(App and web page records)
──────
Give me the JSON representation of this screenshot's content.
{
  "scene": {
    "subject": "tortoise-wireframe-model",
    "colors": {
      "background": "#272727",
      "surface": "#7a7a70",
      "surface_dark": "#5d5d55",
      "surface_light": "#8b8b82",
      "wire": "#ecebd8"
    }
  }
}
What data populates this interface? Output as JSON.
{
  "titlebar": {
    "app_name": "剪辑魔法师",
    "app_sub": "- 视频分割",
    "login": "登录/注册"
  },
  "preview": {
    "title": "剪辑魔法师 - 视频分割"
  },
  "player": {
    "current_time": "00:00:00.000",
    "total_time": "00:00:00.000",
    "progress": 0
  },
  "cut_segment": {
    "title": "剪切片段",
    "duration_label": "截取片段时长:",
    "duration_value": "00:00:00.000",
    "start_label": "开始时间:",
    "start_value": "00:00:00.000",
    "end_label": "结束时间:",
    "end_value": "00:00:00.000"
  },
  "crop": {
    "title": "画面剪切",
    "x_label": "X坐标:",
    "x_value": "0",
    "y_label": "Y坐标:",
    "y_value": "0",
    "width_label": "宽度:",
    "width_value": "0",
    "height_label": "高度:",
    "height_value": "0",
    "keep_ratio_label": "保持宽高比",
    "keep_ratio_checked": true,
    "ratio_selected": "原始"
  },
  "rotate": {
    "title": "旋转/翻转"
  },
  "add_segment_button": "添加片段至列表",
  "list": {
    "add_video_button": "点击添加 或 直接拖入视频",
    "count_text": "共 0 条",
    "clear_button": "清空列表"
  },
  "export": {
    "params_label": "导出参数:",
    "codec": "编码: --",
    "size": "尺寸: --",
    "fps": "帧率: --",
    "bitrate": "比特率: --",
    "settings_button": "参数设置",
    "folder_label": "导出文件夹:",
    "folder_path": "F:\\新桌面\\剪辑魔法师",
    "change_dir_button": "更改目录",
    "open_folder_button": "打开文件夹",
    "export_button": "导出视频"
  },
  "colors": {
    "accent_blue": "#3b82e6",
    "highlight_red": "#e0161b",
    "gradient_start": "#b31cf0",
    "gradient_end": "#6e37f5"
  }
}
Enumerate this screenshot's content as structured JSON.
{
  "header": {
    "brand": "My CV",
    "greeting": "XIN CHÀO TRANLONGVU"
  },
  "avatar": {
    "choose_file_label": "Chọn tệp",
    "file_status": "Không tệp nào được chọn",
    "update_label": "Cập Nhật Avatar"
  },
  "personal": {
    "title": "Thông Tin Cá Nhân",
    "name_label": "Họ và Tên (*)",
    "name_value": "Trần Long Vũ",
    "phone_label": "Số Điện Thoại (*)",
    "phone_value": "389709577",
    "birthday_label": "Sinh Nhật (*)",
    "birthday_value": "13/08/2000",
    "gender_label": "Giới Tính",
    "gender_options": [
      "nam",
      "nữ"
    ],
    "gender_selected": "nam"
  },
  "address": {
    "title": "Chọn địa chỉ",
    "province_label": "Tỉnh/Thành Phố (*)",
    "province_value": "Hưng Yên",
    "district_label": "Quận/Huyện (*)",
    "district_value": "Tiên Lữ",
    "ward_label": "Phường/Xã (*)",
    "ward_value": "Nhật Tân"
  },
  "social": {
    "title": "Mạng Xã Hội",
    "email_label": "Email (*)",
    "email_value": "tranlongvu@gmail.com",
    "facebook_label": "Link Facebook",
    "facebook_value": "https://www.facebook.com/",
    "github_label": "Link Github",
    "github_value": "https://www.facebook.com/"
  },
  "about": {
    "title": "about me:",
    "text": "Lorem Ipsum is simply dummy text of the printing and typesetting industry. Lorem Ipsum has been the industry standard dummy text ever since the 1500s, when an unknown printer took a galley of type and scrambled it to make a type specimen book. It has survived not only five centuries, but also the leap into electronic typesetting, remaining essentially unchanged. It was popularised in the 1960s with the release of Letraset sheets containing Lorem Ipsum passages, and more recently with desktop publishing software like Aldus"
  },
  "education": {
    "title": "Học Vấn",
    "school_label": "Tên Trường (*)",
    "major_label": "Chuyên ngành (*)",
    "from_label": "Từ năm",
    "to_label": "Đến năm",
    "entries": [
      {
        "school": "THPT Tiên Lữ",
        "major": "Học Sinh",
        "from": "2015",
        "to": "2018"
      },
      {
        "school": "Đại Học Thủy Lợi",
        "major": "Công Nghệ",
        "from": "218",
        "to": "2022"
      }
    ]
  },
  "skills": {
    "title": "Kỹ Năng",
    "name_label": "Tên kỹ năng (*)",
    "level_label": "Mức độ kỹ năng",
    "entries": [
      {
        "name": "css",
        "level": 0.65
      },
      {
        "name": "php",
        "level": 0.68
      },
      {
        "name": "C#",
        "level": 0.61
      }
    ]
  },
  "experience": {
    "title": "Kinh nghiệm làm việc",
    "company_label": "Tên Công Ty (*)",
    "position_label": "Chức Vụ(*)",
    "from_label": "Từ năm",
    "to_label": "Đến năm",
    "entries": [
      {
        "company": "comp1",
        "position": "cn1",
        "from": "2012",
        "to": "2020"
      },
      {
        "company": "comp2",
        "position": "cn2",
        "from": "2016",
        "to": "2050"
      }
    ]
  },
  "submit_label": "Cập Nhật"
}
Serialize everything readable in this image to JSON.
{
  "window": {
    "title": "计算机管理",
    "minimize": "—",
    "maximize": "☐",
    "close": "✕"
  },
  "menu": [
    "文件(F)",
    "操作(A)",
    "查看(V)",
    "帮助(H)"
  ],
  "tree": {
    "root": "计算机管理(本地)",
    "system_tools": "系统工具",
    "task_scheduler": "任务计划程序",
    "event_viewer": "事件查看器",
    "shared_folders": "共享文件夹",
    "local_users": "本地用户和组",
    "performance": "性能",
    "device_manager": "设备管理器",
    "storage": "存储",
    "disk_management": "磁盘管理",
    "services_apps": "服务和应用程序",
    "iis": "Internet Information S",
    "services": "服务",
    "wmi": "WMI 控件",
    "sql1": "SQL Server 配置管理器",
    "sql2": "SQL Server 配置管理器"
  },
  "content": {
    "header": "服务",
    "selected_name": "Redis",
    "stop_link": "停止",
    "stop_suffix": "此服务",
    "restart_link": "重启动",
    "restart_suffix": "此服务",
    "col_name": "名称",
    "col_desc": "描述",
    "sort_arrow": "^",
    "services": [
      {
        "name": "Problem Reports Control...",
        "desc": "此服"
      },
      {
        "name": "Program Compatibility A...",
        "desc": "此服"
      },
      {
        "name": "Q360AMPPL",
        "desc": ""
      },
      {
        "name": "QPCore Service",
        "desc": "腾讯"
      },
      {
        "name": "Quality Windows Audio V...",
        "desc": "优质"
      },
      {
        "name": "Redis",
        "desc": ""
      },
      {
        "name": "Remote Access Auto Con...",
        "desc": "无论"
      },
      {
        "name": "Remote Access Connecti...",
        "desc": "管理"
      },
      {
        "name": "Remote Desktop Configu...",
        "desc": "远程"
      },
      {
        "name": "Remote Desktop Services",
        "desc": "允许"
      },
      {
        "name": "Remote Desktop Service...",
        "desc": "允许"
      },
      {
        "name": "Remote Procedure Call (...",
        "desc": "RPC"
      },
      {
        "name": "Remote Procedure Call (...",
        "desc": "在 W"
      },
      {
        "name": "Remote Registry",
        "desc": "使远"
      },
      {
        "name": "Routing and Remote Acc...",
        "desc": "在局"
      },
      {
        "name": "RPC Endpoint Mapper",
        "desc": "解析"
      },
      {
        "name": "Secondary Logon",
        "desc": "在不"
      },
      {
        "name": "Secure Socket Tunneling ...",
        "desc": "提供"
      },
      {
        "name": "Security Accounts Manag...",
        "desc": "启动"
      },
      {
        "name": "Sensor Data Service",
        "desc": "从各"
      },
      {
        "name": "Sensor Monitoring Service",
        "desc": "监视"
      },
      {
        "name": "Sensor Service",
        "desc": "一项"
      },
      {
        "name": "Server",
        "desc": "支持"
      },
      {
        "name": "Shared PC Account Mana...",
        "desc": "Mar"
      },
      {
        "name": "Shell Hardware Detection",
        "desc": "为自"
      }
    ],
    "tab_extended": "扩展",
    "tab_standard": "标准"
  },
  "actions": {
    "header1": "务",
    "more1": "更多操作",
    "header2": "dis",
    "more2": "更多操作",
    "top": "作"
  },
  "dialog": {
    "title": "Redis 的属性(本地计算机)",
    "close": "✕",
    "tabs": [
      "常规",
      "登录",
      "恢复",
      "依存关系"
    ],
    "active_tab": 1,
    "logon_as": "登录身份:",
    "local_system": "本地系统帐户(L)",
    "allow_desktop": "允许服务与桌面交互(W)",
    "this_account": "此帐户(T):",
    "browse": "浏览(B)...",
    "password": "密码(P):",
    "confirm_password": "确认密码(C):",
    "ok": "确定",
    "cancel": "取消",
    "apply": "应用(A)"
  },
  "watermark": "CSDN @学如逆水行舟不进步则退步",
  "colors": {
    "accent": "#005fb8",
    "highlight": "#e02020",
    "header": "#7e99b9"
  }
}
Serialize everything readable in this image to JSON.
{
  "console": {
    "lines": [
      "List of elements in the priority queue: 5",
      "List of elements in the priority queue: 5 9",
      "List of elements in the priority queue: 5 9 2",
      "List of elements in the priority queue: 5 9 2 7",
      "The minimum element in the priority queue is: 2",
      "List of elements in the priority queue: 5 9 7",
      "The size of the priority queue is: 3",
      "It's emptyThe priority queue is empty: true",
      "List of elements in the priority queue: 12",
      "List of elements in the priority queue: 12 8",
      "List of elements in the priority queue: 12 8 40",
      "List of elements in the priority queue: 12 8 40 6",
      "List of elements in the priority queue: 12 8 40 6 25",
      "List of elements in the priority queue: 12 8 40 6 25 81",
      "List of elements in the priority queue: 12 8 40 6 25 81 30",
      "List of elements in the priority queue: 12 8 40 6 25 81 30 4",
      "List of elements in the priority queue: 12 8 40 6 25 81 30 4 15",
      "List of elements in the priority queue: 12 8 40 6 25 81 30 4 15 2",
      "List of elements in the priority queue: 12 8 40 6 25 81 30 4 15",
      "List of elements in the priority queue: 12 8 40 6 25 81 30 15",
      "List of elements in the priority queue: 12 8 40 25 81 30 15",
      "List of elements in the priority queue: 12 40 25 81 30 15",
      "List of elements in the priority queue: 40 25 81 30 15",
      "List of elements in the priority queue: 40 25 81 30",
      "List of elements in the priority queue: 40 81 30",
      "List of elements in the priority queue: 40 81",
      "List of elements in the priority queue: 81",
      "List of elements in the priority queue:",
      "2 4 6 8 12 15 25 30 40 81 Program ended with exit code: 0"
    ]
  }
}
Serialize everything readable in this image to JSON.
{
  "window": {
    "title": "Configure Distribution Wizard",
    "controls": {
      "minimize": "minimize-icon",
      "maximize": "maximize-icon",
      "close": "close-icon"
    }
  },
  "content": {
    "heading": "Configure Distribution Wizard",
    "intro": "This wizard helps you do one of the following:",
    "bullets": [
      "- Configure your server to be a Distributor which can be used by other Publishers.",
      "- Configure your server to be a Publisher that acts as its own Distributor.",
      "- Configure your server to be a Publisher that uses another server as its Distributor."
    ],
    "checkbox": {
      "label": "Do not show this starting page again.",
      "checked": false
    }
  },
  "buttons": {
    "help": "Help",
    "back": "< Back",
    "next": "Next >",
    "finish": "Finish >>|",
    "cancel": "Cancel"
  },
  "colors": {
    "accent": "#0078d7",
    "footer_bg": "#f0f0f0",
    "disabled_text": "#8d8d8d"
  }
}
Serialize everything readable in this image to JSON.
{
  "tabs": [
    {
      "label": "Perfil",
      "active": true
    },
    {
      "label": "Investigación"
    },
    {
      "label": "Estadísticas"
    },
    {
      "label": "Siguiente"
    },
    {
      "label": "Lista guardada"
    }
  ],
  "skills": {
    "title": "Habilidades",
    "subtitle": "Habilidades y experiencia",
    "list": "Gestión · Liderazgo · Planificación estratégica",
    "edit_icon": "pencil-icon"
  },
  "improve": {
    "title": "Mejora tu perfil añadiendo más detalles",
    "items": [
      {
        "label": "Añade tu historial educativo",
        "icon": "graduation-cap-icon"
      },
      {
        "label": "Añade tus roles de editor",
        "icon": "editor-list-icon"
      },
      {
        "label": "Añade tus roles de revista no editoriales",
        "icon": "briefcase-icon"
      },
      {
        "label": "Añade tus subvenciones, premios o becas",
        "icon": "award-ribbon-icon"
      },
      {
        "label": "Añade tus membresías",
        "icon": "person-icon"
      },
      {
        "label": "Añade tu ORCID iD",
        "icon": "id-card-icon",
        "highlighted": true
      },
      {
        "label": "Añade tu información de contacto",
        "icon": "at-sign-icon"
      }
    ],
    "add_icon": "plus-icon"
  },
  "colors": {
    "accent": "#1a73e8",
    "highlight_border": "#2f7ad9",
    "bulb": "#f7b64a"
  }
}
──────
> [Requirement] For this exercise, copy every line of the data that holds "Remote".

> [Task result]
        "name": "Remote Access Auto Con...",
        "name": "Remote Access Connecti...",
        "name": "Remote Desktop Configu...",
        "name": "Remote Desktop Services",
        "name": "Remote Desktop Service...",
        "name": "Remote Procedure Call (...",
        "name": "Remote Procedure Call (...",
        "name": "Remote Registry",
        "name": "Routing and Remote Acc...",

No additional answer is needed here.